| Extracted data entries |
───
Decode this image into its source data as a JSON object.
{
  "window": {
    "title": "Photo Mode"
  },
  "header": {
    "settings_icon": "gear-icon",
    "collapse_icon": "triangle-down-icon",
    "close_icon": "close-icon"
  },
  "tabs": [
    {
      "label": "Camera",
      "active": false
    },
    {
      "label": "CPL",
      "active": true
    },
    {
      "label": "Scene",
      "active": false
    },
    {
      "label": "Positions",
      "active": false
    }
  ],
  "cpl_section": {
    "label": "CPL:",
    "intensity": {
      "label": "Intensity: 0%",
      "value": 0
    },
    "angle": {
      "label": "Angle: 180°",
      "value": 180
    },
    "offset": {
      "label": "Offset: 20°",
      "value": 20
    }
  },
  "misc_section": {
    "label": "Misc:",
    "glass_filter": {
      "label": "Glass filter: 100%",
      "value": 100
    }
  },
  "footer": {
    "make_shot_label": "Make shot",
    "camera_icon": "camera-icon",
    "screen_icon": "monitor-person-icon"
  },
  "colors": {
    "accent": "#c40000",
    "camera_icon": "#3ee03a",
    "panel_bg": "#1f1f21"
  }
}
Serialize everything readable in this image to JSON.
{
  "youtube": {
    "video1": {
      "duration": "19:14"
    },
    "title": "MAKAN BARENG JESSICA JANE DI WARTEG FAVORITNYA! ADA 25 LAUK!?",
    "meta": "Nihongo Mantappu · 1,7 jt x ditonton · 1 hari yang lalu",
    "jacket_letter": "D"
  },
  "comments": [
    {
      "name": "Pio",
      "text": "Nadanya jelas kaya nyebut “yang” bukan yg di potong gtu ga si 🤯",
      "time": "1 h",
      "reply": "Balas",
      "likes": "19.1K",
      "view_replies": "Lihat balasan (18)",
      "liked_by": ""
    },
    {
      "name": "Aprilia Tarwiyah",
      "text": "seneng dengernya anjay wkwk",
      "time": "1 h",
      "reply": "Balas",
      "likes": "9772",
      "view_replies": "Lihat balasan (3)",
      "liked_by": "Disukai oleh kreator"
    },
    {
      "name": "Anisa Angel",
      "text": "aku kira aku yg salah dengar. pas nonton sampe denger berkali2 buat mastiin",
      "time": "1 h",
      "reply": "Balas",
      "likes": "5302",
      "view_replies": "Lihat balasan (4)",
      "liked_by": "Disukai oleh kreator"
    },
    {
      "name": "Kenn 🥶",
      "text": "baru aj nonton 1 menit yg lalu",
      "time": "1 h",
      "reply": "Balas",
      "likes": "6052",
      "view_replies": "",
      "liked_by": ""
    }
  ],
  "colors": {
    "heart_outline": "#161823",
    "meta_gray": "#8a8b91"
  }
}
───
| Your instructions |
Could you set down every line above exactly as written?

| Task result |
Decode this image into its source data as a JSON object.
{
  "window": {
    "title": "Photo Mode"
  },
  "header": {
    "settings_icon": "gear-icon",
    "collapse_icon": "triangle-down-icon",
    "close_icon": "close-icon"
  },
  "tabs": [
    {
      "label": "Camera",
      "active": false
    },
    {
      "label": "CPL",
      "active": true
    },
    {
      "label": "Scene",
      "active": false
    },
    {
      "label": "Positions",
      "active": false
    }
  ],
  "cpl_section": {
    "label": "CPL:",
    "intensity": {
      "label": "Intensity: 0%",
      "value": 0
    },
    "angle": {
      "label": "Angle: 180°",
      "value": 180
    },
    "offset": {
      "label": "Offset: 20°",
      "value": 20
    }
  },
  "misc_section": {
    "label": "Misc:",
    "glass_filter": {
      "label": "Glass filter: 100%",
      "value": 100
    }
  },
  "footer": {
    "make_shot_label": "Make shot",
    "camera_icon": "camera-icon",
    "screen_icon": "monitor-person-icon"
  },
  "colors": {
    "accent": "#c40000",
    "camera_icon": "#3ee03a",
    "panel_bg": "#1f1f21"
  }
}
Serialize everything readable in this image to JSON.
{
  "youtube": {
    "video1": {
      "duration": "19:14"
    },
    "title": "MAKAN BARENG JESSICA JANE DI WARTEG FAVORITNYA! ADA 25 LAUK!?",
    "meta": "Nihongo Mantappu · 1,7 jt x ditonton · 1 hari yang lalu",
    "jacket_letter": "D"
  },
  "comments": [
    {
      "name": "Pio",
      "text": "Nadanya jelas kaya nyebut “yang” bukan yg di potong gtu ga si 🤯",
      "time": "1 h",
      "reply": "Balas",
      "likes": "19.1K",
      "view_replies": "Lihat balasan (18)",
      "liked_by": ""
    },
    {
      "name": "Aprilia Tarwiyah",
      "text": "seneng dengernya anjay wkwk",
      "time": "1 h",
      "reply": "Balas",
      "likes": "9772",
      "view_replies": "Lihat balasan (3)",
      "liked_by": "Disukai oleh kreator"
    },
    {
      "name": "Anisa Angel",
      "text": "aku kira aku yg salah dengar. pas nonton sampe denger berkali2 buat mastiin",
      "time": "1 h",
      "reply": "Balas",
      "likes": "5302",
      "view_replies": "Lihat balasan (4)",
      "liked_by": "Disukai oleh kreator"
    },
    {
      "name": "Kenn 🥶",
      "text": "baru aj nonton 1 menit yg lalu",
      "time": "1 h",
      "reply": "Balas",
      "likes": "6052",
      "view_replies": "",
      "liked_by": ""
    }
  ],
  "colors": {
    "heart_outline": "#161823",
    "meta_gray": "#8a8b91"
  }
}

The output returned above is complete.